===== Entries shown
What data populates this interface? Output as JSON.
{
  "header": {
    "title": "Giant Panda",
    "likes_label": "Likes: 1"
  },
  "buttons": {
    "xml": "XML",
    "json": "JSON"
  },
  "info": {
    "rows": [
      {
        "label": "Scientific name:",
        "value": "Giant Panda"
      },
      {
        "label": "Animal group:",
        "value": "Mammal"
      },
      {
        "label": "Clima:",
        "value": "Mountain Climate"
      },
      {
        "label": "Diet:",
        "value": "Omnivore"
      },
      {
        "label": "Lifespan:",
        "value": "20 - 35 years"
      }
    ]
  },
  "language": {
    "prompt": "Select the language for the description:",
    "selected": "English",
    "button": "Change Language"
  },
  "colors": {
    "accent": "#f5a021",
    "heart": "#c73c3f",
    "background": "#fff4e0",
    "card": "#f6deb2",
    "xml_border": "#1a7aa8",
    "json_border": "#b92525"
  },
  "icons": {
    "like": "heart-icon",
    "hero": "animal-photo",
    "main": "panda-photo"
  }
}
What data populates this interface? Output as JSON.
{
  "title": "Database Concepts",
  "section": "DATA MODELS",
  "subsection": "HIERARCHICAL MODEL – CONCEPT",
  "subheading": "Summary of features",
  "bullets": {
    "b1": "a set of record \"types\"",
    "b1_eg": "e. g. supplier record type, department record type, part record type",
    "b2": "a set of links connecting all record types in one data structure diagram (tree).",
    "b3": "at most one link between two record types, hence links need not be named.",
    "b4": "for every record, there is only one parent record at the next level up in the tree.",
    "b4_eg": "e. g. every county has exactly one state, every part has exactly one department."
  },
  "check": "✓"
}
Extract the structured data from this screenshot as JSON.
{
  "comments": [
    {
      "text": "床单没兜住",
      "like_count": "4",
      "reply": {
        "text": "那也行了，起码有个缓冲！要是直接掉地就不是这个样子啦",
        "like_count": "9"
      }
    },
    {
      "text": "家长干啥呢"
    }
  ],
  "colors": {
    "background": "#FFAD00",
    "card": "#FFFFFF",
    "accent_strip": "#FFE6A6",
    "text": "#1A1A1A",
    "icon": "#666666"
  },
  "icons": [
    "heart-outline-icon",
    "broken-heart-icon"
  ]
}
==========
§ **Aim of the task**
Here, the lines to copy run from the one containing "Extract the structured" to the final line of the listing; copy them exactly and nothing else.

§ **The answer**
Extract the structured data from this screenshot as JSON.
{
  "comments": [
    {
      "text": "床单没兜住",
      "like_count": "4",
      "reply": {
        "text": "那也行了，起码有个缓冲！要是直接掉地就不是这个样子啦",
        "like_count": "9"
      }
    },
    {
      "text": "家长干啥呢"
    }
  ],
  "colors": {
    "background": "#FFAD00",
    "card": "#FFFFFF",
    "accent_strip": "#FFE6A6",
    "text": "#1A1A1A",
    "icon": "#666666"
  },
  "icons": [
    "heart-outline-icon",
    "broken-heart-icon"
  ]
}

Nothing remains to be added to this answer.